Glaucoma: A sudden increase of intraocular pressure in the eye will cause severe pain, redness and blindness.
Progressive Retinal Atrophy: This inherited degenerative condition affects the photoreceptor cells within the eye. It progressively leads to blindness.
Lens Luxation: An inherited condition that weakens the threads holding the lens. This will cause the lens to shift out of position. It may be painful and can cause permanent blindness.
Legg-Perthes Disease: The diseased hip joint will crumble and collapse but an operation by removing the hip joint can prevent this.
Luxating Patellas: The kneecap shifts out of position temporarily before quickly relocating back into place. Affected dogs are unable to extend their leg properly.
Canine Multiple System Degeneration: A hereditary movement disorder affecting Chinese Cresteds and Kerry Blue Terriers. Symptoms include head tremours and gait abnormalities.
Atopy: A common itchy skin condition that is incurable. Owners will have to learn to manage the symptoms.
Chinese Crested Training
A Chinese Crested puppy is eager to please so begin training as soon as possible. It can be difficult to house train Chinese Crested puppies. Crate training is recommended, especially for those living in flats. Consistency and routine is key to housebreaking this canine.
Chinese Crested Powderpuff dogs are just like the hairless varieties. The only difference is their fur. Positive reinforcement is the best training method for these canines. Harsh corrections can upset this sensitive pooch!
Early socialization is key to having a well-rounded dog. As a toy breed, unsocialized Chinese Cresteds can feel intimidated by unusual sounds and sights. It may result in fear-based aggression. Socialization with other dogs, humans, and places will be important throughout their lives.
Don’t baby the Chinese Crested. They can quickly develop ‘Small Dog Syndrome’ which could land them in trouble when out and about. Growling, guarding items, snapping and even biting are all signs an owner is losing their pack leadership position.
Both Powderpuff and Hairless Chinese Crested dogs are highly intelligent. They can be taught unique tricks such as standing on their hind legs whilst balancing a treat on their nose! All thanks to their elongated feet! Agility and obedience are excellent categories for Chinese Cresteds although their stubbornness can hold them back.
Chinese Crested Dog Interesting Facts
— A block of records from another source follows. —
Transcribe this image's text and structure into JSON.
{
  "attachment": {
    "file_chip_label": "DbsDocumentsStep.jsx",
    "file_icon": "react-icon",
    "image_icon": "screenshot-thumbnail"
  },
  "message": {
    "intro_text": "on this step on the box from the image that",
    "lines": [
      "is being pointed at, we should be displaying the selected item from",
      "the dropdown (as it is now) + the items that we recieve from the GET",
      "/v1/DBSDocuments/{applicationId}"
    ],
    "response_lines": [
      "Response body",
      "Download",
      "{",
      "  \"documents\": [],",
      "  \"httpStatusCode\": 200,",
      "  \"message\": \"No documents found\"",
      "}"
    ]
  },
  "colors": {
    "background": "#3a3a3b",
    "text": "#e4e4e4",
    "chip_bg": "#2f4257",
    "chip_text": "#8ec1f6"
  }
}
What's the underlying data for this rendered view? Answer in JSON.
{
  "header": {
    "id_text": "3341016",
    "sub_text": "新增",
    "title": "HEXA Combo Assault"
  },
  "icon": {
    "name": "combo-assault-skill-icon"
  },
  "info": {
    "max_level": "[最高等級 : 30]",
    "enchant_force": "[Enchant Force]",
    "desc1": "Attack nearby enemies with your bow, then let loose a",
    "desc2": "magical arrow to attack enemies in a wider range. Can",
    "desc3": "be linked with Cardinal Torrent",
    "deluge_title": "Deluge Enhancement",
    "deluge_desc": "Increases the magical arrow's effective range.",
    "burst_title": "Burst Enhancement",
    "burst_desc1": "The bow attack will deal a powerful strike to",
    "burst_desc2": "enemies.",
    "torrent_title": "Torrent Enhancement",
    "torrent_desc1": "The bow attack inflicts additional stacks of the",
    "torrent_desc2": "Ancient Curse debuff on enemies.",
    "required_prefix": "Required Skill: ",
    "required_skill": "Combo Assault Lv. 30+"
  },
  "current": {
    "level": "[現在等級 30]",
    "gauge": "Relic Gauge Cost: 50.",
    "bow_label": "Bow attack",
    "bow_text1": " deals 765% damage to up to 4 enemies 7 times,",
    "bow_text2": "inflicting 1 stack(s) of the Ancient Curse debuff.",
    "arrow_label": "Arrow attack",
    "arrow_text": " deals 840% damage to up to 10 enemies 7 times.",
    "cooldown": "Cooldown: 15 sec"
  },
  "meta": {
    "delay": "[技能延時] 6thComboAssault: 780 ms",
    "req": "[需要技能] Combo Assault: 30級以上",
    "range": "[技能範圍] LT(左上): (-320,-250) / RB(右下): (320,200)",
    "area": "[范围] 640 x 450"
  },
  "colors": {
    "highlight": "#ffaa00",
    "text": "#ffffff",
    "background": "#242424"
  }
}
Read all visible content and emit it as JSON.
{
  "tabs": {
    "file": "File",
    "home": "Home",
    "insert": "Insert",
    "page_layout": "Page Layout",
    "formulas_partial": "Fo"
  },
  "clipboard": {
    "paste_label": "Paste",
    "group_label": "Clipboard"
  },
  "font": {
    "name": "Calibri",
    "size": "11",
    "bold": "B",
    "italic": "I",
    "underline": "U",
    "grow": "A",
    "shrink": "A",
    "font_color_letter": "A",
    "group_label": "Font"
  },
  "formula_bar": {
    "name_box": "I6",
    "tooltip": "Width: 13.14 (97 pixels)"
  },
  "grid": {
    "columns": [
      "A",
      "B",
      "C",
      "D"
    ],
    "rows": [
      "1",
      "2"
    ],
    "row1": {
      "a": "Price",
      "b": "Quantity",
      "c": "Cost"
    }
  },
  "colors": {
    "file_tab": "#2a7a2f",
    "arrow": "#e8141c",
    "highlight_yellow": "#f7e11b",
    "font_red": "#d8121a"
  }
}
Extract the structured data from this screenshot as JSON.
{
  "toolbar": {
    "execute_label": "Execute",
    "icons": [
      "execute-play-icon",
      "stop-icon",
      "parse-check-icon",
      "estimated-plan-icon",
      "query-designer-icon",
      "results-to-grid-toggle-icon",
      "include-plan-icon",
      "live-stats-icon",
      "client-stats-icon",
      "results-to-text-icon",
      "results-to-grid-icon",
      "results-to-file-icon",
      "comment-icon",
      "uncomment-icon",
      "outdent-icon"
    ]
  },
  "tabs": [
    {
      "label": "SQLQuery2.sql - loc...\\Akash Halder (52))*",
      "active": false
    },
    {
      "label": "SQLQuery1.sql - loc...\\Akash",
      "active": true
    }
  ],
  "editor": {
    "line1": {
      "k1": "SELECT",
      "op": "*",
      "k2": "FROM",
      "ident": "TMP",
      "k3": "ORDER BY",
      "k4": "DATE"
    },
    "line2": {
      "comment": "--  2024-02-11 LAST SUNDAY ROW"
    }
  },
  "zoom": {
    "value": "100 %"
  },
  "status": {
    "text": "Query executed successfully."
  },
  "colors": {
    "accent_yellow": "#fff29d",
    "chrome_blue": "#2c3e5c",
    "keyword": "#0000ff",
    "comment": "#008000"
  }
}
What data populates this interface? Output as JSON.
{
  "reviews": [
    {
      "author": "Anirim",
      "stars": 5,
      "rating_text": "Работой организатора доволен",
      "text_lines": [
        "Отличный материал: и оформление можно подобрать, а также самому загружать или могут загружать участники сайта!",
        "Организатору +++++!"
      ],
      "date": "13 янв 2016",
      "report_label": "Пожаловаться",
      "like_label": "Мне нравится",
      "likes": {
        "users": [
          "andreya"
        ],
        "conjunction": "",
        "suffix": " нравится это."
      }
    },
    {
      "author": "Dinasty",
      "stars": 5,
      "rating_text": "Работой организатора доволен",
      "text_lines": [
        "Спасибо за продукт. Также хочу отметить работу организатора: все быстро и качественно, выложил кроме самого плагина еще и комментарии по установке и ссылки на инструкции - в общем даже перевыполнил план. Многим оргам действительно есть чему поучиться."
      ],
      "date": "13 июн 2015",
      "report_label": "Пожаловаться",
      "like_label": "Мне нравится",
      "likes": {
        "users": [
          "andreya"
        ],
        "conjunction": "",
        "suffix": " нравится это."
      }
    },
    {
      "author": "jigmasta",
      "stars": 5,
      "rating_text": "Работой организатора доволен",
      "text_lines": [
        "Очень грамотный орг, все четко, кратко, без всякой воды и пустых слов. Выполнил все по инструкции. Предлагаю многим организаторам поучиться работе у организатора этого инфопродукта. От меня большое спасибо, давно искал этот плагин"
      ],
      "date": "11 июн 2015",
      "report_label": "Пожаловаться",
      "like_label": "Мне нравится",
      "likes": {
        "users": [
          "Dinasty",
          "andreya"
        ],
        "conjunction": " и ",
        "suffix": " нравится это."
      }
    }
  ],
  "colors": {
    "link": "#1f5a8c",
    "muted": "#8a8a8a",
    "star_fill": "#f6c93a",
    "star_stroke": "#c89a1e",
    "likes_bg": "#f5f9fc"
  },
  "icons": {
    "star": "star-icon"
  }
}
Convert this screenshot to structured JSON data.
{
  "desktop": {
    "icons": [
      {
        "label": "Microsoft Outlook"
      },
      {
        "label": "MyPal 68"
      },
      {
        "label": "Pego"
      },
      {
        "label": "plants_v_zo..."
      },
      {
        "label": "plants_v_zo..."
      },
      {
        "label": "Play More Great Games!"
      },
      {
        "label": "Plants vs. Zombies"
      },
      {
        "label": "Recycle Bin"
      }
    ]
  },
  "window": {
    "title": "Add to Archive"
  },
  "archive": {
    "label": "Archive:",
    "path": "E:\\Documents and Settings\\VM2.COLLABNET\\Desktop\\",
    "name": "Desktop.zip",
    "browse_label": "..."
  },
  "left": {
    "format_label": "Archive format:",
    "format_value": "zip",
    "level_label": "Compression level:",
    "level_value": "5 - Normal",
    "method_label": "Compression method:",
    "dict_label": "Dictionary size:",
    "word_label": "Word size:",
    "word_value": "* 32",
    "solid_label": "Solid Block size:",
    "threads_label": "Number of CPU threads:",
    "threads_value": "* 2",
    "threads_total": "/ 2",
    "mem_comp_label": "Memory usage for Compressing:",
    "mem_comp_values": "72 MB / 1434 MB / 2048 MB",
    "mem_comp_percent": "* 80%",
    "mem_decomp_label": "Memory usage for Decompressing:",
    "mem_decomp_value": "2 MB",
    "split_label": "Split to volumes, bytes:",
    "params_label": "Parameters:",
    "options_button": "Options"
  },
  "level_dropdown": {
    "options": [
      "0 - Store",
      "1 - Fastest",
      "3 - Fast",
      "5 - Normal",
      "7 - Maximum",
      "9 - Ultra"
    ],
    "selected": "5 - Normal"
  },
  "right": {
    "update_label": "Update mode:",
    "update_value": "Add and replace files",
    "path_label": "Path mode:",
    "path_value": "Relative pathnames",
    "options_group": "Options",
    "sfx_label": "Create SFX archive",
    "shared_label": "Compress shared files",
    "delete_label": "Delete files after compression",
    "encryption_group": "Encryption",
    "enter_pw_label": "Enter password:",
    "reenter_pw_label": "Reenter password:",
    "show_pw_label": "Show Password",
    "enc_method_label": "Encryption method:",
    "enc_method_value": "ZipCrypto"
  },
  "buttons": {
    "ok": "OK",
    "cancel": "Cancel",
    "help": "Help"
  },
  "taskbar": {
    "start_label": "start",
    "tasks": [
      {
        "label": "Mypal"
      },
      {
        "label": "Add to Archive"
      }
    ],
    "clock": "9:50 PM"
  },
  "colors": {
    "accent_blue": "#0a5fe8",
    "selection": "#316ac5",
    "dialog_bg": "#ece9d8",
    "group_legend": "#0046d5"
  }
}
- A Hairless Chinese Crested was famously featured as Cruella de Vil’s companion dog in the 102 Dalmatian movies. Fluffy was given to Cruella as a present but the dog didn’t like her very much! The breed has appeared in numerous movies including Ugly Betty, Good Boy!, Hotel for Dogs, and The Young and the Restless.
- Chinese Crested Hairless dogs can be elegant but there are many that just haven’t developed their… beauty. They regularly compete in the World’s Ugliest Dog Contest in California and have won the title more than any other breed! Sam, a blind Hairless Chinese Crested won the title three times in a row and is the most famous competitor.
- The breed was developed as a companion dog, spending most of their time by their owner’s side. This is why some Chinese Cresteds can be a little overprotective of their owners. Especially if they lack socialization.
- Both Hairless and Powderpuff Chinese Crested dogs are prone to wool allergies. Avoid this type of material when covering them in the winter months.
- Typically the Chinese Crested puppies price ranges from £850-£2,000 in the UK. They’re a rare breed in the UK so potential owners may need to join a waiting list. Both Powderpuff dogs and Hairless are born in the same litter.